### EXERCISE DESCRIPTION:
Would you return the entries below word for word?

### MATERIAL FOR THE TASK:
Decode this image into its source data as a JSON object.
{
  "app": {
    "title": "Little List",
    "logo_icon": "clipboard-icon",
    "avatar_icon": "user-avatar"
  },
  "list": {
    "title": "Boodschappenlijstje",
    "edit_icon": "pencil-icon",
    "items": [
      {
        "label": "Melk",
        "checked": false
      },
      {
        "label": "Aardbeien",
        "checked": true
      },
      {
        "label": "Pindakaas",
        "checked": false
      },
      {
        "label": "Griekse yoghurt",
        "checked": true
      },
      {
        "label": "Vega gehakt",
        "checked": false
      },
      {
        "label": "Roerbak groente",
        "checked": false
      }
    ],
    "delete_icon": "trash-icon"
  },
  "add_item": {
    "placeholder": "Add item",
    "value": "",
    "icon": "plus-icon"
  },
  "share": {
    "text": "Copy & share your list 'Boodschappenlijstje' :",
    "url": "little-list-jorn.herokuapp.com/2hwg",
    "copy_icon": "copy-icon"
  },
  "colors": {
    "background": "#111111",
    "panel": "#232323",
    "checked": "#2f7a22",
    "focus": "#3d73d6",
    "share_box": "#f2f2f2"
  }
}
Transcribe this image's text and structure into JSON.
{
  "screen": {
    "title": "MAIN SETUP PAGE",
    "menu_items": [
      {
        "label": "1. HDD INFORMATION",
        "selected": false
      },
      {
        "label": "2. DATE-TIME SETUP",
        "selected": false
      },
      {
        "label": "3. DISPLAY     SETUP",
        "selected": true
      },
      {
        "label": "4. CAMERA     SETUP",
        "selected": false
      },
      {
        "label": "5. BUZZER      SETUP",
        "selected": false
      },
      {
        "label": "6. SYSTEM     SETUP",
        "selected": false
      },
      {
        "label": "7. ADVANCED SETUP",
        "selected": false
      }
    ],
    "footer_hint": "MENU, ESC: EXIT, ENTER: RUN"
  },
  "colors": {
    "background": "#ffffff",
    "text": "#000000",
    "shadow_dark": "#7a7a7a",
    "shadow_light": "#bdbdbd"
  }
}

### WRITTEN RESPONSE:
Decode this image into its source data as a JSON object.
{
  "app": {
    "title": "Little List",
    "logo_icon": "clipboard-icon",
    "avatar_icon": "user-avatar"
  },
  "list": {
    "title": "Boodschappenlijstje",
    "edit_icon": "pencil-icon",
    "items": [
      {
        "label": "Melk",
        "checked": false
      },
      {
        "label": "Aardbeien",
        "checked": true
      },
      {
        "label": "Pindakaas",
        "checked": false
      },
      {
        "label": "Griekse yoghurt",
        "checked": true
      },
      {
        "label": "Vega gehakt",
        "checked": false
      },
      {
        "label": "Roerbak groente",
        "checked": false
      }
    ],
    "delete_icon": "trash-icon"
  },
  "add_item": {
    "placeholder": "Add item",
    "value": "",
    "icon": "plus-icon"
  },
  "share": {
    "text": "Copy & share your list 'Boodschappenlijstje' :",
    "url": "little-list-jorn.herokuapp.com/2hwg",
    "copy_icon": "copy-icon"
  },
  "colors": {
    "background": "#111111",
    "panel": "#232323",
    "checked": "#2f7a22",
    "focus": "#3d73d6",
    "share_box": "#f2f2f2"
  }
}
Transcribe this image's text and structure into JSON.
{
  "screen": {
    "title": "MAIN SETUP PAGE",
    "menu_items": [
      {
        "label": "1. HDD INFORMATION",
        "selected": false
      },
      {
        "label": "2. DATE-TIME SETUP",
        "selected": false
      },
      {
        "label": "3. DISPLAY     SETUP",
        "selected": true
      },
      {
        "label": "4. CAMERA     SETUP",
        "selected": false
      },
      {
        "label": "5. BUZZER      SETUP",
        "selected": false
      },
      {
        "label": "6. SYSTEM     SETUP",
        "selected": false
      },
      {
        "label": "7. ADVANCED SETUP",
        "selected": false
      }
    ],
    "footer_hint": "MENU, ESC: EXIT, ENTER: RUN"
  },
  "colors": {
    "background": "#ffffff",
    "text": "#000000",
    "shadow_dark": "#7a7a7a",
    "shadow_light": "#bdbdbd"
  }
}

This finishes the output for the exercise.